Others, though, took the puzzle another way: they put the element rad– at the start of a three-letter word to make a compound, like radlim (riding-pole) or radpyt (riding-pit, well) (see Blakeley and Grein). Williamson notes, entirely in passing, that radrod (riding-rod, sweep?) may be a better fit, since “it is the pole and not the pit that is the subject” (page 312).

riddle-58-well-sweep3And yet, still not about sex.
Photograph (by Jan Stubenitzky) from Wikimedia Commons (license: CC BY-SA 3.0)

Hang on, though. Radrod? That works both ways! It’s a compound comprising rad– and a second element, with that second element being a three lettered word starting with r- (Murphy, page 65). It even captures tonally the poem’s see-sawing rhythm. Better yet, because runic letters can stand for their names as well as their phonemes, it’s possible to write rad-rod in runes as ᚱ-ᚱᚩᛞ. As Niles points out (page 92), this construction contains only three distinct letters (with ᚱ repeated), and it starts with rad. So much for a creature that ne fela rideð (doesn’t ride much: line 3a), and yes I do think that’s an intentional joke by the riddle’s author (see Bitterli, page 105). By the end of the poem there’s quite a lot riding on ᚱ.

I’ll stop now.

The runic conundrum at the end of this riddle is uniquely peripheral, but it raises an interesting question. When we solve riddles, do we do it with objects or with words?

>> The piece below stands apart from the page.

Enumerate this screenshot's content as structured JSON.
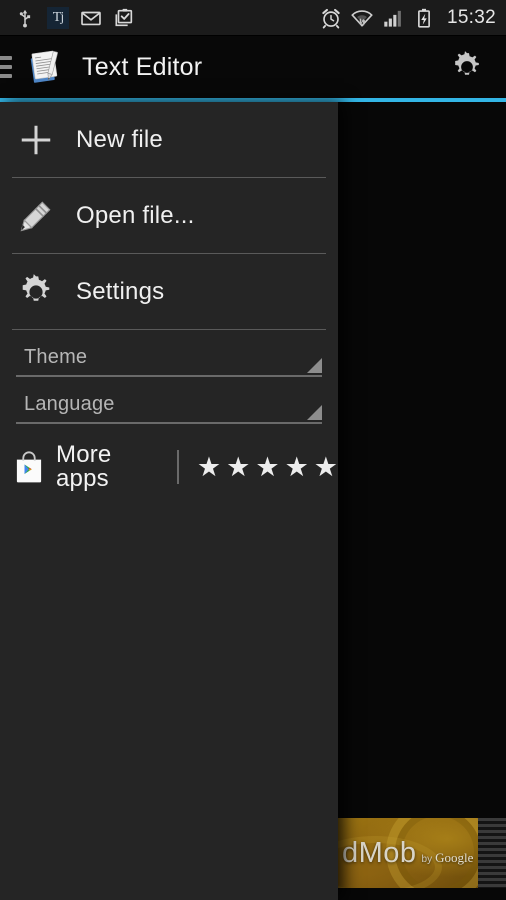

I have to confess, the term “well-sweep” meant not a thing to me the first time I read it; my “aha!” moment only came when I saw the photo at the top of this post. Niles argues for the importance of answering the riddles in their own language (that is, Old English rather than modern English), but the riddles themselves tend to place much greater emphasis on their subjects’ physical attributes than on their names. Many of the riddles begin by describing the form of a thing (ic seah “I saw,” or ic eom “I am”). Then again, many also end by asking us to say or to name their subject (saga hwæt ic hatte “say what I am called”).

So, have we solved Riddle 58 when we’ve identified an object that fits all the clues in its first fourteen lines, or when we’ve found an Old English word that answers the letter game in its final two? Is this riddle asking us to think about a thing in the world, or about the word used to signify that thing?

Bonus question: does it matter that the word radrod is a modern invention not attested anywhere in the Old English corpus?
Photograph (by Andrzej Otrębsk) from Wikimedia Commons (license: CC BY-SA 3.0)

 

References and Suggested Reading:

Bitterli, Dieter. Say What I Am Called: The Old English Riddles of the Exeter Book and the Anglo-Latin Riddle Tradition. Toronto: University of Toronto Press, 2009.

Blakeley, L. “Riddles 22 and 58 of the Exeter Book.” Review of English Studies, vol. 9 (1958), pages 241-252.

Grein, Christian W. M. “Kleine Mittheilungen.” Germania, vol. 10 (1865), pages 305-310.

Holthausen, Ferdinand. “Beiträge zur Erklärung und Textkritik altenglischer Dichtungen.” Indogermanische Forschungen, vol. 4 (1894), pages 379-88.

Murphy, Patrick J. Unriddling the Exeter Riddles. University Park: Pennsylvania State University Press, 2011.

Neville, Jennifer. “The Unexpected Treasure of the ‘Implement Trope’: Hierarchical Relationships in the Old English Riddles”. Review of English Studies, vol. 62 (2011), pages 505-519.

Niles, John D. Old English Enigmatic Poems and the Play of the Texts. Turnhout: Brepols, 2006.

Symons, Victoria. Runes and Roman Letters in Anglo-Saxon Manuscripts. Berlin: De Gruyter, 2016.

Williamson, Craig, ed. The Old English Riddles of the Exeter Book. Chapel Hill: University of North Carolina Press, 1977.